____ Provided records

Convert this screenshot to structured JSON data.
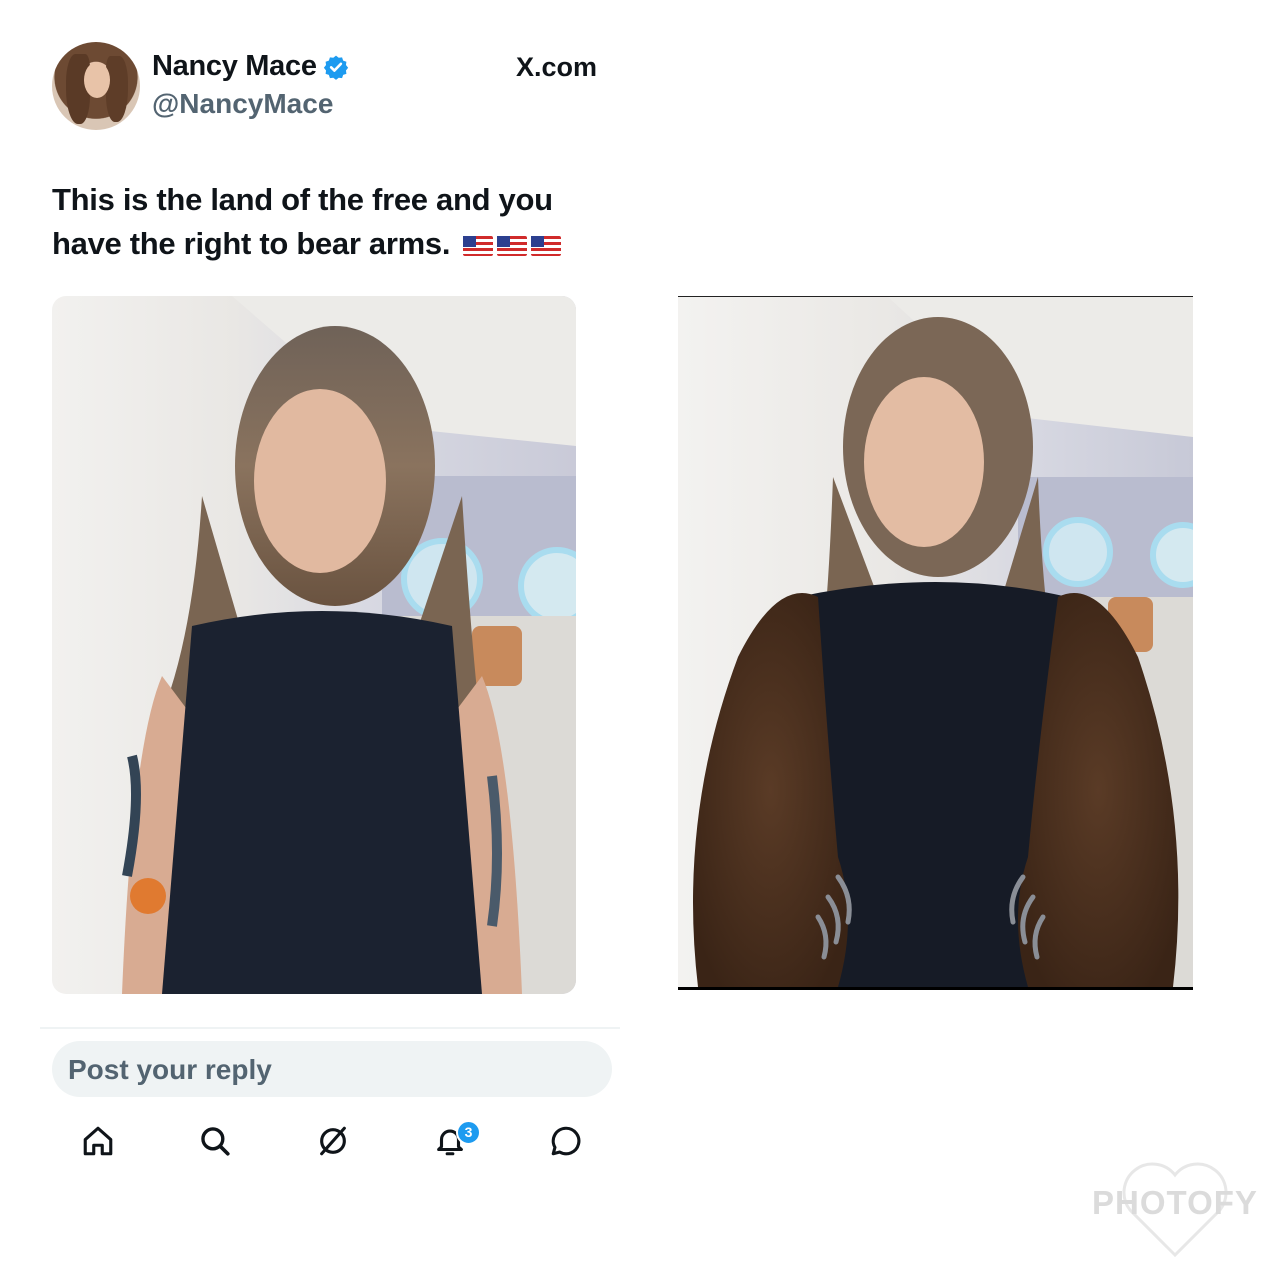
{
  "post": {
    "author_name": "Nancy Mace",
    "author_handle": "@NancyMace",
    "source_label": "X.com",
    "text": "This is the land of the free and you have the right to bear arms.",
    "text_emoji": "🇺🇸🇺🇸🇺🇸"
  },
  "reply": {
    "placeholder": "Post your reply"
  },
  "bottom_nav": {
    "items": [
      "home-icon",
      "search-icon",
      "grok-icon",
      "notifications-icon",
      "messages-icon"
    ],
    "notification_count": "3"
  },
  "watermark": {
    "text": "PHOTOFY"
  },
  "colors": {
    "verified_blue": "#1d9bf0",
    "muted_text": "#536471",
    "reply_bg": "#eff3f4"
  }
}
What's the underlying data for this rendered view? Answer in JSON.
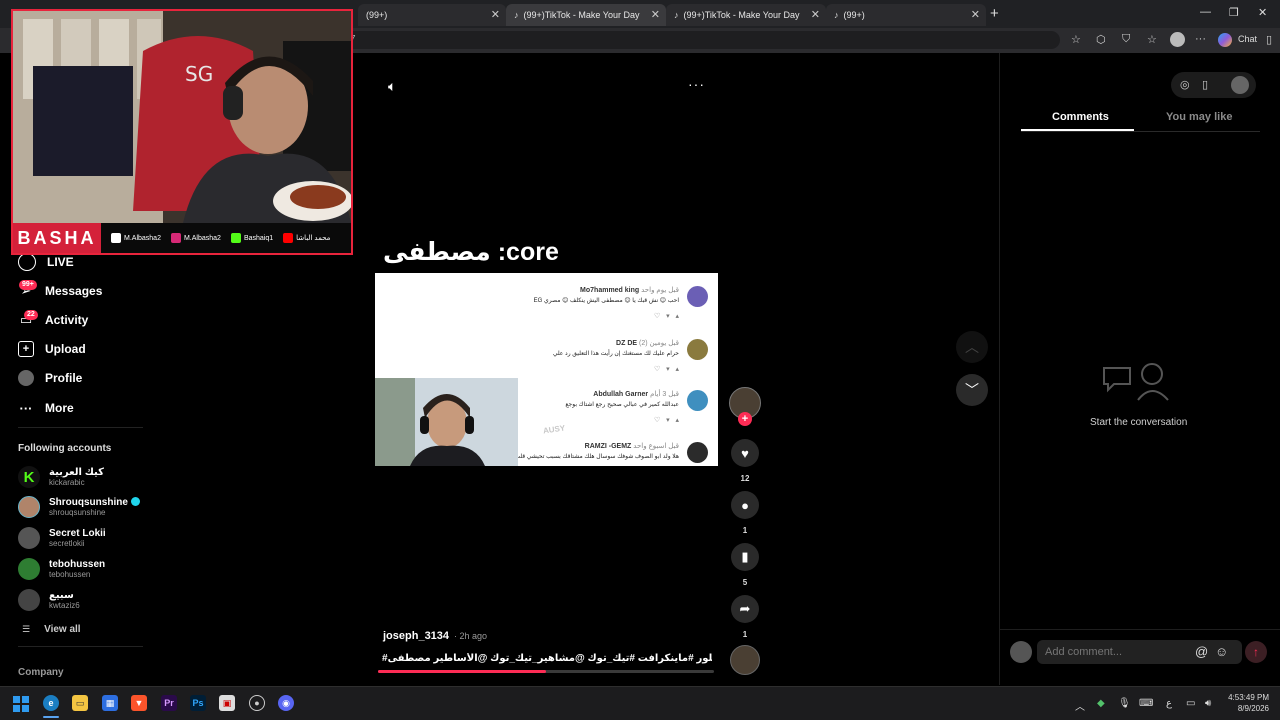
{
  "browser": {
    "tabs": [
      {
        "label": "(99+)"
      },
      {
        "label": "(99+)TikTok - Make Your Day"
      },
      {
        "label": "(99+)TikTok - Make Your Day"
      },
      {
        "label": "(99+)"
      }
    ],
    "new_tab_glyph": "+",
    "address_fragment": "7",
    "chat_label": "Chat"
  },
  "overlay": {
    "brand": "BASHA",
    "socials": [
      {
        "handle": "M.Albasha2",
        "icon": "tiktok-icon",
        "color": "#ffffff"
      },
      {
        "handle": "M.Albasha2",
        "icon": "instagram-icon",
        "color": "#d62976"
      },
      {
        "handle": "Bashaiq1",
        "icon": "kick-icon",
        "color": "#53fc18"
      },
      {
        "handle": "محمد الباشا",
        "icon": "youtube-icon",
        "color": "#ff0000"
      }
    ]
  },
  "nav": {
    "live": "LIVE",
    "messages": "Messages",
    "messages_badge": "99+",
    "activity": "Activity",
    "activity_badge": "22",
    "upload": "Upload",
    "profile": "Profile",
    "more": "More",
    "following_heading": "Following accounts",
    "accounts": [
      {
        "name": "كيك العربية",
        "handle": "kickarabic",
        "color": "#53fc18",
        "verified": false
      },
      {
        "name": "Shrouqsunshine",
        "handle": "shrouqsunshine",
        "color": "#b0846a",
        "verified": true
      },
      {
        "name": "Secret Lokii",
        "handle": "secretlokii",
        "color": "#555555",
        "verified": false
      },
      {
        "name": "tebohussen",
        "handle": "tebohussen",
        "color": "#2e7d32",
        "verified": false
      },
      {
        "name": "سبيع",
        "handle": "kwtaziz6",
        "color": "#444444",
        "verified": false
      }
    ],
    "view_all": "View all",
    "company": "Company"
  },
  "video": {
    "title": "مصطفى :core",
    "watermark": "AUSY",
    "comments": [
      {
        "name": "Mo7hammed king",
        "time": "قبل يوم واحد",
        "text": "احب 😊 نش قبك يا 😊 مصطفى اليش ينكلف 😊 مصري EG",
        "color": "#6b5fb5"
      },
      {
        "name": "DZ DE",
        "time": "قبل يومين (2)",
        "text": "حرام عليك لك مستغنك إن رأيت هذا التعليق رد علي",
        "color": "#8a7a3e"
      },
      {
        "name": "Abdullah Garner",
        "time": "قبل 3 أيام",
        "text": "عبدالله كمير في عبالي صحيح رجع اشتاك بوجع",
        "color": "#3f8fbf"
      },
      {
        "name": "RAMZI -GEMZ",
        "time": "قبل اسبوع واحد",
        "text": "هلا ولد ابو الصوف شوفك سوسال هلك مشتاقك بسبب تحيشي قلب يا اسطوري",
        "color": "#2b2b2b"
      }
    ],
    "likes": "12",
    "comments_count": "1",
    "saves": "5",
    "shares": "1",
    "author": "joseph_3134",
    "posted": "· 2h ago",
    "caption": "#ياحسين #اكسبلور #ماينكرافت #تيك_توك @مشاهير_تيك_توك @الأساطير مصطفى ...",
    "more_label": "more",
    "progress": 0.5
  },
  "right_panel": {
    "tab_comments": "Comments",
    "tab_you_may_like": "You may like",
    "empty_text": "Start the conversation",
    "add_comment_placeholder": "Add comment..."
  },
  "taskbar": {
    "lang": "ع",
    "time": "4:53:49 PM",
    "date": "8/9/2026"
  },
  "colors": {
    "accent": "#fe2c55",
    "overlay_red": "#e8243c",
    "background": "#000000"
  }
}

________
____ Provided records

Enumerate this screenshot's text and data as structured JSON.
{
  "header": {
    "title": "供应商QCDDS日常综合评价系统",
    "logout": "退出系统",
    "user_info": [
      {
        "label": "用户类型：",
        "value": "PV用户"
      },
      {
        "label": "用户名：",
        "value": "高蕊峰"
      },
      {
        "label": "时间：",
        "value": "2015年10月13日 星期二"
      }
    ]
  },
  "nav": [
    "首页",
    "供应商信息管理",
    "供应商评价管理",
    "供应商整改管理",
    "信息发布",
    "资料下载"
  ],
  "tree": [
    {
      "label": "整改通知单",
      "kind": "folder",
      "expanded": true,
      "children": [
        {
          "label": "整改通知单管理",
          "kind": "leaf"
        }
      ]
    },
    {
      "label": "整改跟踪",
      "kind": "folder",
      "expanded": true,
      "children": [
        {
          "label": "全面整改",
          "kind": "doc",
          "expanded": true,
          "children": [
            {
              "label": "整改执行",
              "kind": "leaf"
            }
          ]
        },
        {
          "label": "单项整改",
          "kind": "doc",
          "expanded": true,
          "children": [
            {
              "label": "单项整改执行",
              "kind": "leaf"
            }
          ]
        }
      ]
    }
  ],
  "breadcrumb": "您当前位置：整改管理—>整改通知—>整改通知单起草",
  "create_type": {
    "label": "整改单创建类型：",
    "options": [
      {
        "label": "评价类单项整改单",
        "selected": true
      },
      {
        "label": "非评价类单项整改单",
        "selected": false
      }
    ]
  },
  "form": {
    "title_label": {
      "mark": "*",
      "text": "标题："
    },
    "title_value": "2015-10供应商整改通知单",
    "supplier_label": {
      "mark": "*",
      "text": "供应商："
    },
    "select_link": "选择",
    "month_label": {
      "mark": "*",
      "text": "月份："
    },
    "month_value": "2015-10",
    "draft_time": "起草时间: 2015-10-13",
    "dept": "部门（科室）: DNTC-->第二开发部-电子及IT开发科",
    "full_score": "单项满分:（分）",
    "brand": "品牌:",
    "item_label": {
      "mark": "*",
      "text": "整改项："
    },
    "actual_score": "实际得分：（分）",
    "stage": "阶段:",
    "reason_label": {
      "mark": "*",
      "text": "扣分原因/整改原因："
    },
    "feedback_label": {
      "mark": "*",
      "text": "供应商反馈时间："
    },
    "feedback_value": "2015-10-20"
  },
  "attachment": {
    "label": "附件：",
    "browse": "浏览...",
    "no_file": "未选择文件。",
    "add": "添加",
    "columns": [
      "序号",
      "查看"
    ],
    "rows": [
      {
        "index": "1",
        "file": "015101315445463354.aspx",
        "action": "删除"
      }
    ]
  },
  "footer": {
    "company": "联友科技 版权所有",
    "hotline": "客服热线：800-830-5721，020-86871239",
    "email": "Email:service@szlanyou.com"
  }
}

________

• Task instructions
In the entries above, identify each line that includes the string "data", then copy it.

• Written response
Convert this screenshot to structured JSON data.
What's the underlying data for this rendered view? Answer in JSON.
Enumerate this screenshot's text and data as structured JSON.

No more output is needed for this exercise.